--- Given entries ---
════════════════
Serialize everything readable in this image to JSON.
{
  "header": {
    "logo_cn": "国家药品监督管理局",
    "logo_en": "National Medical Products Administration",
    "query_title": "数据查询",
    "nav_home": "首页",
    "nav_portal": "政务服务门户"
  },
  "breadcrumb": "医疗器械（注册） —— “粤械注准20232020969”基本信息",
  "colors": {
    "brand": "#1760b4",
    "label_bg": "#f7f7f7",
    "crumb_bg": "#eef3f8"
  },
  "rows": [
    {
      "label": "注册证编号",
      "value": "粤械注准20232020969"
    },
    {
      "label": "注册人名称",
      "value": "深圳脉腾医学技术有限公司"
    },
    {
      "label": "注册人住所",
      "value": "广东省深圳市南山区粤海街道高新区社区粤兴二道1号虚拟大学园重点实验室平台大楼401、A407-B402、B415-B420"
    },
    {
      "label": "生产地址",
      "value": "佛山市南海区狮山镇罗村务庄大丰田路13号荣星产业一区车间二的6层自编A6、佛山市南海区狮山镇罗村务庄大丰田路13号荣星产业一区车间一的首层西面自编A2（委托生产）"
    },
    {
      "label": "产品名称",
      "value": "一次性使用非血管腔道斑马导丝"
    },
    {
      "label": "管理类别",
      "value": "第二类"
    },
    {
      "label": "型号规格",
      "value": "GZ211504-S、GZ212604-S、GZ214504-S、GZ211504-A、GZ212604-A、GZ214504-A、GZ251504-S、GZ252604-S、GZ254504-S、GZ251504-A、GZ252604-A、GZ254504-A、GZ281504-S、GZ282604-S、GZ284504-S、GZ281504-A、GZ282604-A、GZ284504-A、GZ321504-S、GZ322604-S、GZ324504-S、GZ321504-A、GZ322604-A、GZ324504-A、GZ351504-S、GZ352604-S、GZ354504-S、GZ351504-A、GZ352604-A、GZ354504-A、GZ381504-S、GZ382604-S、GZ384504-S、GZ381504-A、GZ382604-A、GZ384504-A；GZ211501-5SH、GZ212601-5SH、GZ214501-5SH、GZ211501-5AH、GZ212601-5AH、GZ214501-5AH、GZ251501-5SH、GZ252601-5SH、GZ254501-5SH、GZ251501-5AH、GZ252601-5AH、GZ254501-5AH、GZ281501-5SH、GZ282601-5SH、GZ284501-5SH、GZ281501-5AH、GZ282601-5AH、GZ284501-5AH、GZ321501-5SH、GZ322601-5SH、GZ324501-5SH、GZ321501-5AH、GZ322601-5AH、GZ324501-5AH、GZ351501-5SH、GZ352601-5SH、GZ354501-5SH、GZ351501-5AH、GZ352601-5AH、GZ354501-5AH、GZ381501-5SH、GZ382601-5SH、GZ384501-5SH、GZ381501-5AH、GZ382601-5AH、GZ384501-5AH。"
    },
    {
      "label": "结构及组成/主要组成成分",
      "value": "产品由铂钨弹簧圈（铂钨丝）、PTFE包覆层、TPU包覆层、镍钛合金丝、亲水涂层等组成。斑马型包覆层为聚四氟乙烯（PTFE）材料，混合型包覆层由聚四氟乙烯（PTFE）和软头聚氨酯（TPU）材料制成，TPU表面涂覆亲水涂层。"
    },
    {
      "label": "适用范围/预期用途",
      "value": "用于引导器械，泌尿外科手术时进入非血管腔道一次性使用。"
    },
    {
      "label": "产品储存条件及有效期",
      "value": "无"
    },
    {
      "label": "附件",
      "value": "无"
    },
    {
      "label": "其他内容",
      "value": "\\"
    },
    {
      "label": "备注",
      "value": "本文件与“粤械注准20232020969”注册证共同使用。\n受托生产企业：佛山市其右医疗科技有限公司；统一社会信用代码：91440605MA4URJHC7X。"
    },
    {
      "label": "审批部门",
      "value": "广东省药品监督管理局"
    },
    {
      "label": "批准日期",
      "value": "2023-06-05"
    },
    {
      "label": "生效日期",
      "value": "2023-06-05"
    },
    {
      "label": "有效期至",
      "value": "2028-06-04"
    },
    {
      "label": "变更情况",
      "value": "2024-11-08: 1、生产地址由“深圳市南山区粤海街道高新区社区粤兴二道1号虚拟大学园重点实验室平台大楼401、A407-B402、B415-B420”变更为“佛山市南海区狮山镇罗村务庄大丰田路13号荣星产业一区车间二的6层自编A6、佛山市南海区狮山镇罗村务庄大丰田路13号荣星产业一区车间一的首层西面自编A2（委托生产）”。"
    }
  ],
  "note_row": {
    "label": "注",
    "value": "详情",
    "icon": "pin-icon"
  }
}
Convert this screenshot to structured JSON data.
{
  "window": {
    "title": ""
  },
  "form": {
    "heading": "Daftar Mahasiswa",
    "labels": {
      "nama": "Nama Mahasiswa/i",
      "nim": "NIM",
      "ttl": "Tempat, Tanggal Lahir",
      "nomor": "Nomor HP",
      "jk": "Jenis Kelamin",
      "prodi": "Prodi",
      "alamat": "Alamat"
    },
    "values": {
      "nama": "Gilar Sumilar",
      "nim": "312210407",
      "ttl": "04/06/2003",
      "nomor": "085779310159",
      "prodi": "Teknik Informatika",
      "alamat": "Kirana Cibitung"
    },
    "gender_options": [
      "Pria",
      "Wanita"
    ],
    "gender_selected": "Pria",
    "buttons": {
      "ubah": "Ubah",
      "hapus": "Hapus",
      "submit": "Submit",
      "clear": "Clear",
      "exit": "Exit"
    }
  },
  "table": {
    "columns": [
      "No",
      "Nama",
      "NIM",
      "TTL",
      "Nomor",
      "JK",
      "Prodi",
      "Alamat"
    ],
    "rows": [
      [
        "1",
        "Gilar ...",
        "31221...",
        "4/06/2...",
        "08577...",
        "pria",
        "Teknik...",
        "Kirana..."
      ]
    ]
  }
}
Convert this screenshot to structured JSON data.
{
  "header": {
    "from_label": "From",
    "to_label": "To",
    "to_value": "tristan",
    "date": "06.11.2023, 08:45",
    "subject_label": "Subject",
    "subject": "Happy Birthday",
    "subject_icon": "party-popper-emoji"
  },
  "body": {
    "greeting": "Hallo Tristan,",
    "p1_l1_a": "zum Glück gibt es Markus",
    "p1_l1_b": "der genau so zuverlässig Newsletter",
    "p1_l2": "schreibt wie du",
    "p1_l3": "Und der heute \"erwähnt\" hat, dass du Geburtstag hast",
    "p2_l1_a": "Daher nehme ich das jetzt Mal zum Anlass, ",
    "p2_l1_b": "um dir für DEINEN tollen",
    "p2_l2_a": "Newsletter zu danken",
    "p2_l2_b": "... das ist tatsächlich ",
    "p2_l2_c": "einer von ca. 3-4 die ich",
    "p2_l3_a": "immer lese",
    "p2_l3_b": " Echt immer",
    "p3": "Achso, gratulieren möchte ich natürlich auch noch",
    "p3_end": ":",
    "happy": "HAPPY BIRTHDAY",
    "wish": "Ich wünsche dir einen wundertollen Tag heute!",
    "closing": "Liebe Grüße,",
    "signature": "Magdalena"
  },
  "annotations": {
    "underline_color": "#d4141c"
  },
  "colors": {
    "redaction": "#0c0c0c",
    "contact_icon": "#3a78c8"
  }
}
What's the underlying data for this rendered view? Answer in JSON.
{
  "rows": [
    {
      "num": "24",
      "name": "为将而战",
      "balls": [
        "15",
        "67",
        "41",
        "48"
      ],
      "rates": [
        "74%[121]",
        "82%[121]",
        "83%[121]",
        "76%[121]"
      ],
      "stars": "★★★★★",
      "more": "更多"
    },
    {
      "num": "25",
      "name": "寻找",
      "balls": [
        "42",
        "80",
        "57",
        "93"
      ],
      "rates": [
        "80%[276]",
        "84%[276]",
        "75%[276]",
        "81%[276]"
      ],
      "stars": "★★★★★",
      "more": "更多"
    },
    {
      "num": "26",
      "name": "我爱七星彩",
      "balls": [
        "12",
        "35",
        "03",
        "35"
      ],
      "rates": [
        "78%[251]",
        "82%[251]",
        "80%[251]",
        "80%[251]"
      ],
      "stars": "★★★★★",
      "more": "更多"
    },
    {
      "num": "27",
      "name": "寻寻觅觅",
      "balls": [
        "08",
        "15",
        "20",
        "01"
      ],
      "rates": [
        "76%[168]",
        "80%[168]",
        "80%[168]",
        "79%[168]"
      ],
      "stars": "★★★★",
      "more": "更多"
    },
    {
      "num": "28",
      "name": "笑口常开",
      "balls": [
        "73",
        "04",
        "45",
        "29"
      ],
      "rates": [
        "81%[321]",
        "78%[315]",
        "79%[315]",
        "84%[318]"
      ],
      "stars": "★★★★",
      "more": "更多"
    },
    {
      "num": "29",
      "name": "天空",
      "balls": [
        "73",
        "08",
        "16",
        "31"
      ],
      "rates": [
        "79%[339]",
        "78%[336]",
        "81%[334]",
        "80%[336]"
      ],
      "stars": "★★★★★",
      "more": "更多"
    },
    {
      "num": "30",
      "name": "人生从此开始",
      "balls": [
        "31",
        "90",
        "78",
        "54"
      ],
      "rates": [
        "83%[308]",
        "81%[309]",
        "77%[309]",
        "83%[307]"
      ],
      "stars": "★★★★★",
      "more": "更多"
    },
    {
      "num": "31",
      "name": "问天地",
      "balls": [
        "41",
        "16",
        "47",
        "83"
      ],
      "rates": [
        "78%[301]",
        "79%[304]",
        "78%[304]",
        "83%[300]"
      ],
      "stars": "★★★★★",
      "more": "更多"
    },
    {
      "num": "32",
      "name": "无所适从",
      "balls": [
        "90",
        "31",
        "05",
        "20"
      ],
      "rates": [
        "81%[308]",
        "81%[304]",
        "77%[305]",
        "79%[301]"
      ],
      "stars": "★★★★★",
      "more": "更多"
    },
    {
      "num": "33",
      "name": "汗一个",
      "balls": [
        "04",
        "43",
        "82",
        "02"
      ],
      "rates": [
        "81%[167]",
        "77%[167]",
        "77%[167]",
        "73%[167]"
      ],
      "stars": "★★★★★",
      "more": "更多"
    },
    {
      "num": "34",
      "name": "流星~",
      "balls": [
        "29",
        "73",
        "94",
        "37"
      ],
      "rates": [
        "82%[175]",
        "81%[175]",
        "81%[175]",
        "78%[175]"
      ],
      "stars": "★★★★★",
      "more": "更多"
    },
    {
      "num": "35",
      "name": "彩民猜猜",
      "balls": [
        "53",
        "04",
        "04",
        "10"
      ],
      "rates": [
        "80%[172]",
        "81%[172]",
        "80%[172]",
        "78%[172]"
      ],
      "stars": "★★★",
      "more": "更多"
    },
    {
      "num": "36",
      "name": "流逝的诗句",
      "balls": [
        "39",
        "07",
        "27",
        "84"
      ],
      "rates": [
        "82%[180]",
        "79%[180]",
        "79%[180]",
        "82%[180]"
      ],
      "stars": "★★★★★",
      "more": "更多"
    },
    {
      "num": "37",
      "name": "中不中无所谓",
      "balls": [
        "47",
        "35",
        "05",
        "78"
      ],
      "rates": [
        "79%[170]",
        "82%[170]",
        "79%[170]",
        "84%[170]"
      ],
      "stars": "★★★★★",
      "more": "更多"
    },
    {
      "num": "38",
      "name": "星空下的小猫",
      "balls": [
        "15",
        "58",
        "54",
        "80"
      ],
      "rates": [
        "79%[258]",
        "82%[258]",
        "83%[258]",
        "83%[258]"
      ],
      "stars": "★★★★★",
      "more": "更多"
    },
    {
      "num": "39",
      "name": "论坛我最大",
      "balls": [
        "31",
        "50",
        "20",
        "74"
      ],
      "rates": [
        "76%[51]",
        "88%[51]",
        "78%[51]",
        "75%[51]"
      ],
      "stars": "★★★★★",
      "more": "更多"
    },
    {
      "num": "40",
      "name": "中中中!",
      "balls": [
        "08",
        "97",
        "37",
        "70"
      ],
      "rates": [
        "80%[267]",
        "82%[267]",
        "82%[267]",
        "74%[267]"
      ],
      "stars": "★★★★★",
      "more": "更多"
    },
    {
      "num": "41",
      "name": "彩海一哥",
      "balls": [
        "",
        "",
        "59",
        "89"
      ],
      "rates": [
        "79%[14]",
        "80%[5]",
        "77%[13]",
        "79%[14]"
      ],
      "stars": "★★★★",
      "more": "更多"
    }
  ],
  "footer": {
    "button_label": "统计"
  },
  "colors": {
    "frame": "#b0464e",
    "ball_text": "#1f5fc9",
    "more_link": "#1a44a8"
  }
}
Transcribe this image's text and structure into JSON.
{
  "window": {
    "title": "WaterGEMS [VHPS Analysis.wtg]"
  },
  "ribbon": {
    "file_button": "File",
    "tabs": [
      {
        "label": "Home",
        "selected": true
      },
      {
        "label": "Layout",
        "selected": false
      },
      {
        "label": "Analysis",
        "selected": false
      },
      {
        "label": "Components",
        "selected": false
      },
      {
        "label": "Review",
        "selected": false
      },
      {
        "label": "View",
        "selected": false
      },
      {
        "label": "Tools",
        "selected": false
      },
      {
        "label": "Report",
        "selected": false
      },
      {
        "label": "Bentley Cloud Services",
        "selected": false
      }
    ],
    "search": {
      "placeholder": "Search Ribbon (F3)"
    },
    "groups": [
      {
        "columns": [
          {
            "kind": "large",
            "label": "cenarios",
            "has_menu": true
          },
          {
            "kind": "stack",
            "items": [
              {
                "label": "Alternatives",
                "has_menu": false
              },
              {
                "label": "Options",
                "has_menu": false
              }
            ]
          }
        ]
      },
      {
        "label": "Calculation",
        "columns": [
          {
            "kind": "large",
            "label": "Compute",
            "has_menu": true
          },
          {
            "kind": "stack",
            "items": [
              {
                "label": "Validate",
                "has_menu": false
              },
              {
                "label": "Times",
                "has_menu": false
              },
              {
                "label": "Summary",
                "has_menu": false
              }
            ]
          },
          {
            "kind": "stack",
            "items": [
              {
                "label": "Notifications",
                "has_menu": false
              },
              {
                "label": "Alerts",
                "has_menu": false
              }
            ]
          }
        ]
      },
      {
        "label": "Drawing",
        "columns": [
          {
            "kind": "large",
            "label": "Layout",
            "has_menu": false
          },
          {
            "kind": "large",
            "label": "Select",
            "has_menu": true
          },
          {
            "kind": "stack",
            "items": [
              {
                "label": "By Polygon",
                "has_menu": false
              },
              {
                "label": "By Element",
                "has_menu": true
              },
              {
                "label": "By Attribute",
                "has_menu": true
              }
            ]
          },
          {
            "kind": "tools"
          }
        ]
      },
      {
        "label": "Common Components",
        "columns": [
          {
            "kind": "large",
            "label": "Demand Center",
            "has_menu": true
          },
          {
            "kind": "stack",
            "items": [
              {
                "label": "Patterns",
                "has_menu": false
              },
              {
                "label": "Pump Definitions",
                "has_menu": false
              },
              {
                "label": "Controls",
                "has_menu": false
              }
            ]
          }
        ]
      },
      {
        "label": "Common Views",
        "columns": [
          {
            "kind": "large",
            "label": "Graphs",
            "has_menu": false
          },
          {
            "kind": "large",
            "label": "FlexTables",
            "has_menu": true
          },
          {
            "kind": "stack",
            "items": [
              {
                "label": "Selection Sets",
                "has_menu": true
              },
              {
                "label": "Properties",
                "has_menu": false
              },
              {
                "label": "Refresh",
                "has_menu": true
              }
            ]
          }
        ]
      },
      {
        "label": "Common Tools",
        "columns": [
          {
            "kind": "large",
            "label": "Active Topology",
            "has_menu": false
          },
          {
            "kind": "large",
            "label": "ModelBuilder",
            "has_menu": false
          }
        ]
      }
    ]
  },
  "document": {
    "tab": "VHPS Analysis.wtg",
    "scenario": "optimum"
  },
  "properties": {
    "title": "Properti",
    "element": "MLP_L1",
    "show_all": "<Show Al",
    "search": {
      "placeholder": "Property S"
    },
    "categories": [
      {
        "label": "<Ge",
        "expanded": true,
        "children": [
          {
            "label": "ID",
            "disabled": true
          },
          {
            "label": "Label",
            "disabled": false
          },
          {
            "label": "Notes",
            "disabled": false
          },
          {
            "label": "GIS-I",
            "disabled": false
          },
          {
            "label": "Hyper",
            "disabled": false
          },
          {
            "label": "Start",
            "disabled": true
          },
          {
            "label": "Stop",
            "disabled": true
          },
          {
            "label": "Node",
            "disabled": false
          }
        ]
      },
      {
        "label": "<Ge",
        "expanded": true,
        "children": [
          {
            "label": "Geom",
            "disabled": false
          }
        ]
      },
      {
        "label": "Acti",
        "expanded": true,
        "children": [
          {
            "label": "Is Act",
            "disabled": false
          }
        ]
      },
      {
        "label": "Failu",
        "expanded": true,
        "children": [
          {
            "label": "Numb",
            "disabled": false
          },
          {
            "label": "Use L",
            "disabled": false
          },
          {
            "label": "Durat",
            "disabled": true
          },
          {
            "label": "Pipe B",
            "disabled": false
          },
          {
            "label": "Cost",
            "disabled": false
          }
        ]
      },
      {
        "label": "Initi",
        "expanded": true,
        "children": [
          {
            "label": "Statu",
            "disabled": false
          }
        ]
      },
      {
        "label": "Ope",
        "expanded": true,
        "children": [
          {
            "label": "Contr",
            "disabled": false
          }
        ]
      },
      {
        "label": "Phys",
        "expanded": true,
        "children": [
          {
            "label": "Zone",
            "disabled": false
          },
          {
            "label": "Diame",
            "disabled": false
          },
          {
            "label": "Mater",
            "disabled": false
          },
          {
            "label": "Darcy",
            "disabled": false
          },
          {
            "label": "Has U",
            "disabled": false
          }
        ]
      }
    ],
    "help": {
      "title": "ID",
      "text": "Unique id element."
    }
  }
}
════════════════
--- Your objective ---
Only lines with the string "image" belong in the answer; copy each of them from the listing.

--- Answer section ---
Serialize everything readable in this image to JSON.
Transcribe this image's text and structure into JSON.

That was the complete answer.